[INFOGRAPHIC] Capturing carbon: how it works
Neil deGrasse Tyson described it best: “Every creature on Earth does the same thing. We take in oxygen and then give out carbon dioxide, with the same breath. And while we're putting out CO2, trees and other plants are sucking it right up. They need it to survive!
“But with worldwide population growth and increased fossil fuel consumption, we're now putting out more CO2 than our trees and plants can absorb. And since CO2 is a greenhouse gas, there're fears that all this carbon dioxide is heating up our planet.”
Carbon dioxide is necessary for Earth to survive but too much works like a chemical blanket to trap heat and keep the planet nice and warm. This is known as global warming.
Make like a tree and…capture carbon?
Between 1970 and 2004, scientists estimate that global GHG emissions due to human activities increased 70 percent. In order to offset these emissions, many researchers believe carbon capturing is necessary.
Simply put, carbon capture is the process of separating CO2 from the exhaust of a power plant so it can be permanently stored.
“We are trying to mimic what a tree can do,” said Klaus Lackner, the director of the Center for Negative Carbon Emissions and a professor in School of Sustainable Engineering and the Built Environment at Arizona State University. Lackner, a pioneer in carbon management, was one of the first to suggest the innovative technique.
“I believe that it is impossible to stop people from using the fossil fuels, so we need to develop technologies which allow us to use them without creating environmental havoc on the planet.”
The following infographic explains how carbon capturing works, and why it’s vital for our future.
Trafigura and Yara International explore clean ammonia usage
Reducing shipping emissions is a vital component of the fight against global climate change, yet Greenhouse Gas emissions from the global maritime sector are increasing - and at odds with the IMO's strategy to cut absolute emissions by at least 50% by 2050.
How more than 70,000 ships can decrease their reliance on carbon-based sources is one of transport's most pressing decarbonisation challenges.
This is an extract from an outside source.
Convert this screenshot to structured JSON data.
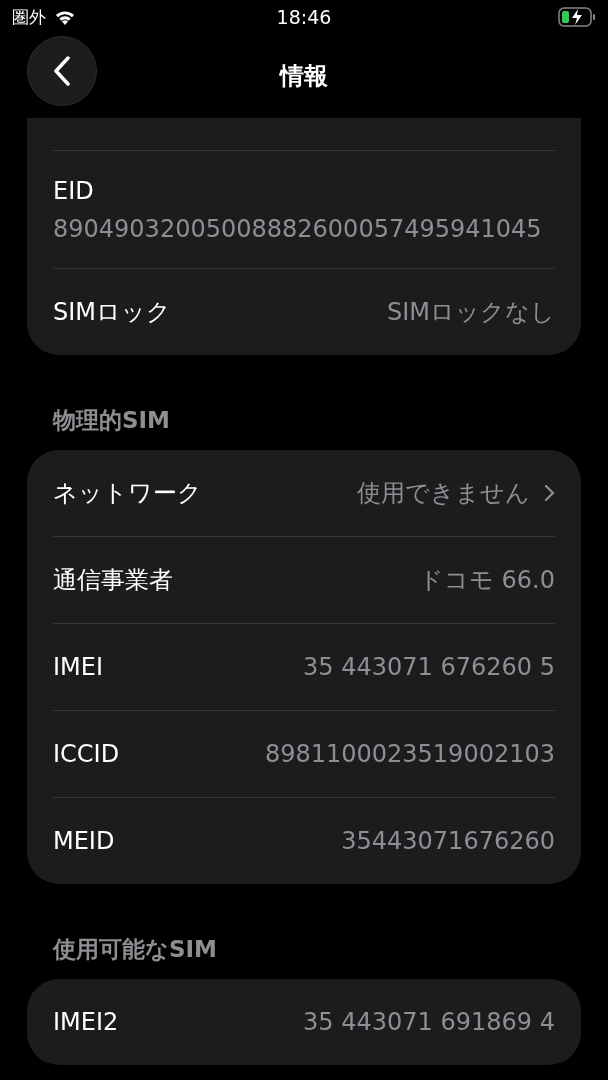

Yara and Trafigura intend to collaborate on initiatives that will establish themselves in the clean ammonia value chain. Under the MoU announced today, Trafigura and Yara intend to work together in the following areas:
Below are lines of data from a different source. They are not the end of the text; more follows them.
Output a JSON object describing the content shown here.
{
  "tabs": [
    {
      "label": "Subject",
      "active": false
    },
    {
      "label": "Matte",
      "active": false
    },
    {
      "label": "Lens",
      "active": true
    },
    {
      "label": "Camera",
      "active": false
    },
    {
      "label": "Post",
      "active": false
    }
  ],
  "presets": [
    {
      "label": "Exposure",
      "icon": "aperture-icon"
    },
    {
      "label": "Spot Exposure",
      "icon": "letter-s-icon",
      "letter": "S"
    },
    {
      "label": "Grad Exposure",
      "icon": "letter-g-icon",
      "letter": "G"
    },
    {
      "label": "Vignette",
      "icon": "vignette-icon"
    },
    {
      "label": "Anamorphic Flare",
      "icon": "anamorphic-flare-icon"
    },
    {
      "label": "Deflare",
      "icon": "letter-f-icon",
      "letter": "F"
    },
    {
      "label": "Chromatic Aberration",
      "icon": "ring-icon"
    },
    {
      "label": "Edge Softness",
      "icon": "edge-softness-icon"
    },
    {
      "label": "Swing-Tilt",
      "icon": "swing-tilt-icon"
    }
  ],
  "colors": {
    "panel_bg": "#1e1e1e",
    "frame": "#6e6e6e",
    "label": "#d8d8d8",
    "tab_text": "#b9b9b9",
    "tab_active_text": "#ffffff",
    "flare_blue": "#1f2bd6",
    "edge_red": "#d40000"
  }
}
- The supply of clean ammonia by Yara to Trafigura Group companies
- Exploration of joint R&D initiatives for clean ammonia application as a marine fuel
- Development of new clean ammonia assets including marine fuel infrastructure and market opportunities
Magnus Krogh Ankarstrand, President of Yara Clean Ammonia, said the agreement is a good example of cross-industry collaboration to develop and promote zero-emission fuel in the form of clean ammonia for the shipping industry. "Building clean ammonia value chains is critical to facilitate the transition to zero emission fuels by enabling the hydrogen economy – not least within trade and distribution where both Yara and Trafigura have leading capabilities. Demand and supply of clean ammonia need to be developed in tandem," he said.
There is a growing consensus that hydrogen-based fuels will ultimately be the shipping fuels of the future, but clear and comprehensive regulation is essential, according to Jose Maria Larocca, Executive Director and Co-Head of Oil Trading for Trafigura.
Ammonia has a number of properties that require "further investigation," according to Wartsila. "It ignites and burns poorly compared to other fuels and is toxic and corrosive, making safe handling and storage important. Burning ammonia could also lead to higher NOx emissions unless controlled either by aftertreatment or by optimising the combustion process," it notes.
Trafigura has co-sponsored the R&D of MAN Energy Solutions’ ammonia-fuelled engine for maritime vessels, has performed in-depth studies of transport fuels with reduced greenhouse gas emissions, and has published a white paper on the need for a global carbon levy for shipping fuels to be introduced by International Maritime Organization.
Oslo-based Yara produces roughly 8.5 million tonnes of ammonia annually and employs a fleet of 11 ammonia carriers, including 5 fully owned ships, and owns 18 marine ammonia terminals with 580 kt of storage capacity – enabling it to produce and deliver ammonia across the globe.
It recently established a new clean ammonia unit to capture growth opportunities in emission-free fuel for shipping and power, carbon-free fertilizer and ammonia for industrial applications.